### Exercise requirements
Please restate the data word for word.

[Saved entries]
========================================
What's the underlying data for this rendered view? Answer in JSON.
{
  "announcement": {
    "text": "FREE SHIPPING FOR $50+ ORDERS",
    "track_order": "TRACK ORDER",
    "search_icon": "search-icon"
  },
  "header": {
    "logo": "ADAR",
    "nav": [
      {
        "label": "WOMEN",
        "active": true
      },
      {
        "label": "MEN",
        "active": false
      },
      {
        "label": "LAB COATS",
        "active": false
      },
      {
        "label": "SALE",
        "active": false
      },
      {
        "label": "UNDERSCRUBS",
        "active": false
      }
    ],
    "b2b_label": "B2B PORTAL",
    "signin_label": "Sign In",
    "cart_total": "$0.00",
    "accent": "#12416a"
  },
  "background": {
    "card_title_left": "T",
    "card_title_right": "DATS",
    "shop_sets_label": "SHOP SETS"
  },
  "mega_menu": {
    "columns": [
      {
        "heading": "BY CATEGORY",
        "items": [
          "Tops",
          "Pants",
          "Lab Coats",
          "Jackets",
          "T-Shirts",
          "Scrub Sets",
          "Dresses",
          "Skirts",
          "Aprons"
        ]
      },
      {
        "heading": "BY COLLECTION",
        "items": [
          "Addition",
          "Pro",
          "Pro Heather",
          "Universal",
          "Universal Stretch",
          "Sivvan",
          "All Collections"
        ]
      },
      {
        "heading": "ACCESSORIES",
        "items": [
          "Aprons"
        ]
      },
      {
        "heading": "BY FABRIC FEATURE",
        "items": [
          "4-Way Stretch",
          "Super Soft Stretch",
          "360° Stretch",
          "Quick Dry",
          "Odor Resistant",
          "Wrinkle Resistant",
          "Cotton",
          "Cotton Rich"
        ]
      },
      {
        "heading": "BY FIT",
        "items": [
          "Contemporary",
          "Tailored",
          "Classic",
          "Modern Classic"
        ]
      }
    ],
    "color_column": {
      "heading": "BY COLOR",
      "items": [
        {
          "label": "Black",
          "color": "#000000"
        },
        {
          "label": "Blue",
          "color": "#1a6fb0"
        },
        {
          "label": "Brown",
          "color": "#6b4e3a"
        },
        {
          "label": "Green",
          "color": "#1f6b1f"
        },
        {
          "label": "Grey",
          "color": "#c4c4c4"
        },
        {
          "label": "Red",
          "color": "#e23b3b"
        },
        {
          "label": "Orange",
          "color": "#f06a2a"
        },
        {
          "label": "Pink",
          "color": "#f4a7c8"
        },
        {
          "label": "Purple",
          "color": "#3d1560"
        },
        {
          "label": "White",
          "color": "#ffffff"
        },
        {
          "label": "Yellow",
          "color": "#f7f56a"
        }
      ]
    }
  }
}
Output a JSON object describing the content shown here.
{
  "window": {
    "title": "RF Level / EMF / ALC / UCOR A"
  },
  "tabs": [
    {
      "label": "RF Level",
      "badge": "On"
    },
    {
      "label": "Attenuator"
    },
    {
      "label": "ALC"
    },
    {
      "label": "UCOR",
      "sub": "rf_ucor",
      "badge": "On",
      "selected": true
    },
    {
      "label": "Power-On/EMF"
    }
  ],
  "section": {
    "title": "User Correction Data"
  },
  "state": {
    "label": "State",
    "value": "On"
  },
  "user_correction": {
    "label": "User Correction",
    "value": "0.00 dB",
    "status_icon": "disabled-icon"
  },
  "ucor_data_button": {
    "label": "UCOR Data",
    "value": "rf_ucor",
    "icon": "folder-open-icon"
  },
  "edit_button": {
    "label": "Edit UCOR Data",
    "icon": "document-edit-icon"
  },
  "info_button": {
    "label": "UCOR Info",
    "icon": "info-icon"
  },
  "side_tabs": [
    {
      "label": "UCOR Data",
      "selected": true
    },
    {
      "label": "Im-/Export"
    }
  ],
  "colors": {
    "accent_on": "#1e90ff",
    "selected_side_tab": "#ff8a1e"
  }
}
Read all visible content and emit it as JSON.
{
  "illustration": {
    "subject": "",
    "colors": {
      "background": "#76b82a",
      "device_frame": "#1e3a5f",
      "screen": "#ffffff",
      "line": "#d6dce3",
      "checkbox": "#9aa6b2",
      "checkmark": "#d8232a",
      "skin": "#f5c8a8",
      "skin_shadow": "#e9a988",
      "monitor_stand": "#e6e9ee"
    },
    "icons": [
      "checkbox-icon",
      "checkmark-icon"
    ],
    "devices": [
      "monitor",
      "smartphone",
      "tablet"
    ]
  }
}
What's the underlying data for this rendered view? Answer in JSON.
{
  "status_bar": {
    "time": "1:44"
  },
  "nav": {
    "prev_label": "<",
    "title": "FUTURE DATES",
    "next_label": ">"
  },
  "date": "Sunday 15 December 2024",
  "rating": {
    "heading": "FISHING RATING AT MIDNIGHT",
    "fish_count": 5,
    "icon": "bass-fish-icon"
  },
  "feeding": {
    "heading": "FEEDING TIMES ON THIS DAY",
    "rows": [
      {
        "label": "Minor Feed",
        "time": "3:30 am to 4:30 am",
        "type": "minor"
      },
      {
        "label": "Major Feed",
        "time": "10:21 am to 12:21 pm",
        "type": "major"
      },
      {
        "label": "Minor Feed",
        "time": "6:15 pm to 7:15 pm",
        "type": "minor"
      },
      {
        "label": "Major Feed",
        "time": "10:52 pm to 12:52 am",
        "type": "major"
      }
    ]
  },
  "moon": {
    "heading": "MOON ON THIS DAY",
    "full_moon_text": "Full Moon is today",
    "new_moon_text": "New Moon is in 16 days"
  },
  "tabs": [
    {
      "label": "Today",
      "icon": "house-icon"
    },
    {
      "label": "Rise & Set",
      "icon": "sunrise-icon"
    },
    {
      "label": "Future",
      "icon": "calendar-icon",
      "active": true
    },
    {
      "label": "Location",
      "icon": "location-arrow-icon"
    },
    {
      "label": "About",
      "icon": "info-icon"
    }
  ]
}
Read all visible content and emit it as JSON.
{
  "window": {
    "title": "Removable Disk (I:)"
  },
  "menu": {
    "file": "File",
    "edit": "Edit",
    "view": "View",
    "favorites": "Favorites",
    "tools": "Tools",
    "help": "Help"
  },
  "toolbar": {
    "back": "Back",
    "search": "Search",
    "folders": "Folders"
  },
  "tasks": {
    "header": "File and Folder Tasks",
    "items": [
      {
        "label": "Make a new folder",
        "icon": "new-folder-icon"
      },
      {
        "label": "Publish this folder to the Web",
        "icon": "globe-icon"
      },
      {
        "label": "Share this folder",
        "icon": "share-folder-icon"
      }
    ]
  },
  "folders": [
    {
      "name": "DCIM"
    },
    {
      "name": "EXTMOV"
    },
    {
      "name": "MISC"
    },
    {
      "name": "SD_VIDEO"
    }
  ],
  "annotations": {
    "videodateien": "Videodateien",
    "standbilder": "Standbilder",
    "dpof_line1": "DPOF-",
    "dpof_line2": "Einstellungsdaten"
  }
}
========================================
### Answer section
What's the underlying data for this rendered view? Answer in JSON.
{
  "announcement": {
    "text": "FREE SHIPPING FOR $50+ ORDERS",
    "track_order": "TRACK ORDER",
    "search_icon": "search-icon"
  },
  "header": {
    "logo": "ADAR",
    "nav": [
      {
        "label": "WOMEN",
        "active": true
      },
      {
        "label": "MEN",
        "active": false
      },
      {
        "label": "LAB COATS",
        "active": false
      },
      {
        "label": "SALE",
        "active": false
      },
      {
        "label": "UNDERSCRUBS",
        "active": false
      }
    ],
    "b2b_label": "B2B PORTAL",
    "signin_label": "Sign In",
    "cart_total": "$0.00",
    "accent": "#12416a"
  },
  "background": {
    "card_title_left": "T",
    "card_title_right": "DATS",
    "shop_sets_label": "SHOP SETS"
  },
  "mega_menu": {
    "columns": [
      {
        "heading": "BY CATEGORY",
        "items": [
          "Tops",
          "Pants",
          "Lab Coats",
          "Jackets",
          "T-Shirts",
          "Scrub Sets",
          "Dresses",
          "Skirts",
          "Aprons"
        ]
      },
      {
        "heading": "BY COLLECTION",
        "items": [
          "Addition",
          "Pro",
          "Pro Heather",
          "Universal",
          "Universal Stretch",
          "Sivvan",
          "All Collections"
        ]
      },
      {
        "heading": "ACCESSORIES",
        "items": [
          "Aprons"
        ]
      },
      {
        "heading": "BY FABRIC FEATURE",
        "items": [
          "4-Way Stretch",
          "Super Soft Stretch",
          "360° Stretch",
          "Quick Dry",
          "Odor Resistant",
          "Wrinkle Resistant",
          "Cotton",
          "Cotton Rich"
        ]
      },
      {
        "heading": "BY FIT",
        "items": [
          "Contemporary",
          "Tailored",
          "Classic",
          "Modern Classic"
        ]
      }
    ],
    "color_column": {
      "heading": "BY COLOR",
      "items": [
        {
          "label": "Black",
          "color": "#000000"
        },
        {
          "label": "Blue",
          "color": "#1a6fb0"
        },
        {
          "label": "Brown",
          "color": "#6b4e3a"
        },
        {
          "label": "Green",
          "color": "#1f6b1f"
        },
        {
          "label": "Grey",
          "color": "#c4c4c4"
        },
        {
          "label": "Red",
          "color": "#e23b3b"
        },
        {
          "label": "Orange",
          "color": "#f06a2a"
        },
        {
          "label": "Pink",
          "color": "#f4a7c8"
        },
        {
          "label": "Purple",
          "color": "#3d1560"
        },
        {
          "label": "White",
          "color": "#ffffff"
        },
        {
          "label": "Yellow",
          "color": "#f7f56a"
        }
      ]
    }
  }
}
Output a JSON object describing the content shown here.
{
  "window": {
    "title": "RF Level / EMF / ALC / UCOR A"
  },
  "tabs": [
    {
      "label": "RF Level",
      "badge": "On"
    },
    {
      "label": "Attenuator"
    },
    {
      "label": "ALC"
    },
    {
      "label": "UCOR",
      "sub": "rf_ucor",
      "badge": "On",
      "selected": true
    },
    {
      "label": "Power-On/EMF"
    }
  ],
  "section": {
    "title": "User Correction Data"
  },
  "state": {
    "label": "State",
    "value": "On"
  },
  "user_correction": {
    "label": "User Correction",
    "value": "0.00 dB",
    "status_icon": "disabled-icon"
  },
  "ucor_data_button": {
    "label": "UCOR Data",
    "value": "rf_ucor",
    "icon": "folder-open-icon"
  },
  "edit_button": {
    "label": "Edit UCOR Data",
    "icon": "document-edit-icon"
  },
  "info_button": {
    "label": "UCOR Info",
    "icon": "info-icon"
  },
  "side_tabs": [
    {
      "label": "UCOR Data",
      "selected": true
    },
    {
      "label": "Im-/Export"
    }
  ],
  "colors": {
    "accent_on": "#1e90ff",
    "selected_side_tab": "#ff8a1e"
  }
}
Read all visible content and emit it as JSON.
{
  "illustration": {
    "subject": "",
    "colors": {
      "background": "#76b82a",
      "device_frame": "#1e3a5f",
      "screen": "#ffffff",
      "line": "#d6dce3",
      "checkbox": "#9aa6b2",
      "checkmark": "#d8232a",
      "skin": "#f5c8a8",
      "skin_shadow": "#e9a988",
      "monitor_stand": "#e6e9ee"
    },
    "icons": [
      "checkbox-icon",
      "checkmark-icon"
    ],
    "devices": [
      "monitor",
      "smartphone",
      "tablet"
    ]
  }
}
What's the underlying data for this rendered view? Answer in JSON.
{
  "status_bar": {
    "time": "1:44"
  },
  "nav": {
    "prev_label": "<",
    "title": "FUTURE DATES",
    "next_label": ">"
  },
  "date": "Sunday 15 December 2024",
  "rating": {
    "heading": "FISHING RATING AT MIDNIGHT",
    "fish_count": 5,
    "icon": "bass-fish-icon"
  },
  "feeding": {
    "heading": "FEEDING TIMES ON THIS DAY",
    "rows": [
      {
        "label": "Minor Feed",
        "time": "3:30 am to 4:30 am",
        "type": "minor"
      },
      {
        "label": "Major Feed",
        "time": "10:21 am to 12:21 pm",
        "type": "major"
      },
      {
        "label": "Minor Feed",
        "time": "6:15 pm to 7:15 pm",
        "type": "minor"
      },
      {
        "label": "Major Feed",
        "time": "10:52 pm to 12:52 am",
        "type": "major"
      }
    ]
  },
  "moon": {
    "heading": "MOON ON THIS DAY",
    "full_moon_text": "Full Moon is today",
    "new_moon_text": "New Moon is in 16 days"
  },
  "tabs": [
    {
      "label": "Today",
      "icon": "house-icon"
    },
    {
      "label": "Rise & Set",
      "icon": "sunrise-icon"
    },
    {
      "label": "Future",
      "icon": "calendar-icon",
      "active": true
    },
    {
      "label": "Location",
      "icon": "location-arrow-icon"
    },
    {
      "label": "About",
      "icon": "info-icon"
    }
  ]
}
Read all visible content and emit it as JSON.
{
  "window": {
    "title": "Removable Disk (I:)"
  },
  "menu": {
    "file": "File",
    "edit": "Edit",
    "view": "View",
    "favorites": "Favorites",
    "tools": "Tools",
    "help": "Help"
  },
  "toolbar": {
    "back": "Back",
    "search": "Search",
    "folders": "Folders"
  },
  "tasks": {
    "header": "File and Folder Tasks",
    "items": [
      {
        "label": "Make a new folder",
        "icon": "new-folder-icon"
      },
      {
        "label": "Publish this folder to the Web",
        "icon": "globe-icon"
      },
      {
        "label": "Share this folder",
        "icon": "share-folder-icon"
      }
    ]
  },
  "folders": [
    {
      "name": "DCIM"
    },
    {
      "name": "EXTMOV"
    },
    {
      "name": "MISC"
    },
    {
      "name": "SD_VIDEO"
    }
  ],
  "annotations": {
    "videodateien": "Videodateien",
    "standbilder": "Standbilder",
    "dpof_line1": "DPOF-",
    "dpof_line2": "Einstellungsdaten"
  }
}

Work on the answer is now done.